|$1,500|| || |
|5.||Excess adjusted gross income |
($11,500 − $7,500) ÷ 2
| 2,000 || || |
| 6.||Add lines 4 and 5|| || 3,500 |
|7.||Subtract line 6 from line 3|
(Do not enter less than (–0–))
| || 1,500 |
| 8.||Multiply line 7 by 15% (.15)|| || 225 |
| 9.||Enter the amount from Form 1040A, |
| 216 || || |
|10.||Enter any amount from Form 1040A, |
| -0- || || |
|11.||Subtract line 10 from line 9|| || 216 |
|12.||Credit (Enter the smaller of |
line 8 or line 11)
| || $ 216 |
His credit is $216. He enters $216 on line 30 of Form 1040A. The Schedule R for James Davis is not shown.taxmap/pubs/p524-002.htm#en_us_publink100038712

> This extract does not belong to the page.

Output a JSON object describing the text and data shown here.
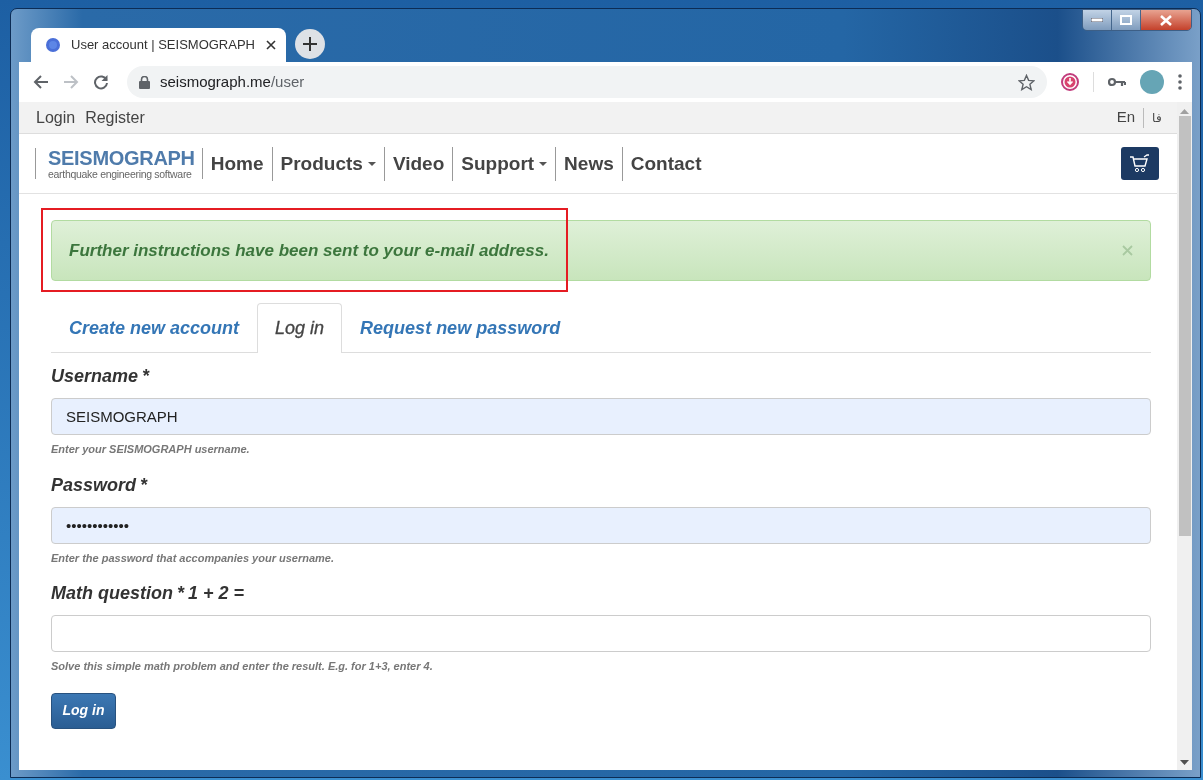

William White is 53. His wife Helen is 49. William had a stroke 3 years ago and retired on permanent and total disability. He is still permanently and totally disabled because of the stroke. In November of last year, Helen was injured in an accident at work and retired on permanent and total disability.
William received nontaxable social security disability benefits of $2,800 during the year and a taxable disability pension of $6,200. Helen earned $11,100 from her job and received a taxable disability pension of $1,700. Their joint return on Form 1040 shows adjusted gross income of $19,000 ($6,200 + $11,100 + $1,700). They do not itemize deductions. They do not have any amounts that would increase their standard deduction.

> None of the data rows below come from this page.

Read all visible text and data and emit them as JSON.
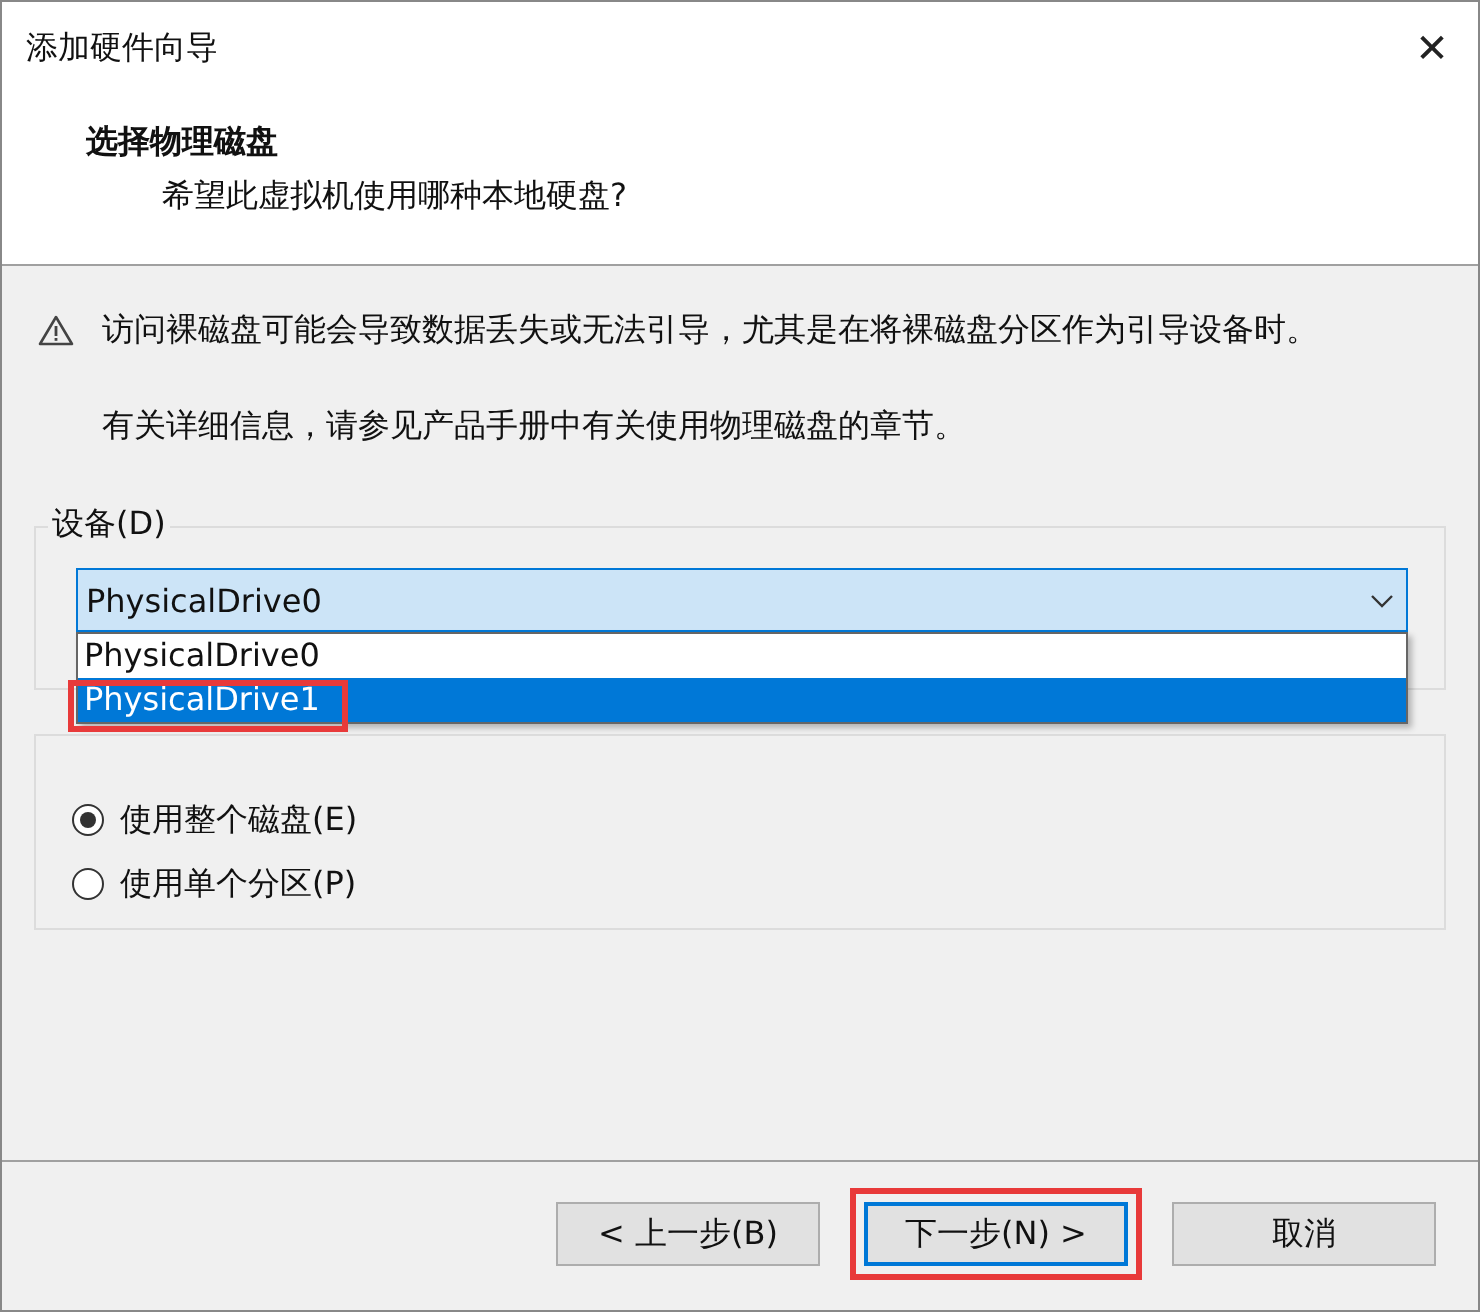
{
  "window": {
    "title": "添加硬件向导",
    "close": "✕"
  },
  "header": {
    "title": "选择物理磁盘",
    "subtitle": "希望此虚拟机使用哪种本地硬盘?"
  },
  "warning": {
    "text": "访问裸磁盘可能会导致数据丢失或无法引导，尤其是在将裸磁盘分区作为引导设备时。",
    "info": "有关详细信息，请参见产品手册中有关使用物理磁盘的章节。"
  },
  "device_group": {
    "label": "设备(D)",
    "combo": {
      "value": "PhysicalDrive0",
      "expanded": true
    },
    "options": [
      {
        "label": "PhysicalDrive0",
        "selected": false,
        "annotated": false
      },
      {
        "label": "PhysicalDrive1",
        "selected": true,
        "annotated": true
      }
    ]
  },
  "usage_group": {
    "radios": [
      {
        "label": "使用整个磁盘(E)",
        "selected": true
      },
      {
        "label": "使用单个分区(P)",
        "selected": false
      }
    ]
  },
  "buttons": [
    {
      "label": "< 上一步(B)",
      "default": false,
      "annotated": false
    },
    {
      "label": "下一步(N) >",
      "default": true,
      "annotated": true
    },
    {
      "label": "取消",
      "default": false,
      "annotated": false
    }
  ]
}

Helen got her doctor to complete the physician's statement in the instructions for Schedule R. Helen is not required to include the statement with their return for the year, but she must keep it for her records.
William got a physician's statement for the year he had the stroke. His doctor had signed on line B of that physician's statement to certify that William was permanently and totally disabled. William has kept the physician's statement with his records. He checks the box in Part II of Schedule R and writes his first name in the space above the box on line 2.
William and Helen use Schedule R to figure their $30 credit for the elderly or the disabled. They attach Schedule R to their Form 1040 and enter $30 on line 53. They check box c
on line 53 and enter "Sch R" on the line next to that box. See their filled-in Schedule R
and Helen's filled-in physician's statement, later.
taxmap/pubs/p524-002.htm#TXMP511815e0Page 1 of Schedule R for the Whites taxmap/pubs/p524-002.htm#en_us_publink1000158408taxmap/pubs/p524-002.htm#w15046s01
|Instructions for Physician's Statement|
| || |
|Taxpayer|| Physician |
|If you retired after 1976, enter the date you retired in the space provided on the statement below.||A person is permanently and totally disabled if both of the following apply:|
| || 1. He or she cannot engage in any substantial gainful activity because of a physical or mental condition.|
| || 2. A physician determines that the disability has lasted or can be expected to last continuously for at least a year or can lead to death.|
|Physician's Statement|| |
| I certify that Helen A. White |
|Name of disabled person|
|was permanently and totally disabled on January 1, 1976, or January 1, 1977, or was permanently and totally disabled on the date he or she retired. If retired after 1976, enter the date retired. November 1, 2009 |
| Physician: Sign your name on either A or B below.|
| A The disability has lasted or can be expected to last continuously for at least a year|| |
| ||Physician's signature Date|
| B There is no reasonable probability that the disabled condition will ever improve|| Juanita D. Doctor 2/8/10 |
| ||Physician's signature Date|
|Physician's name|| Physician's address|
| Juanita D. Doctor || 1900 Green St., Hometown, MD 20000 |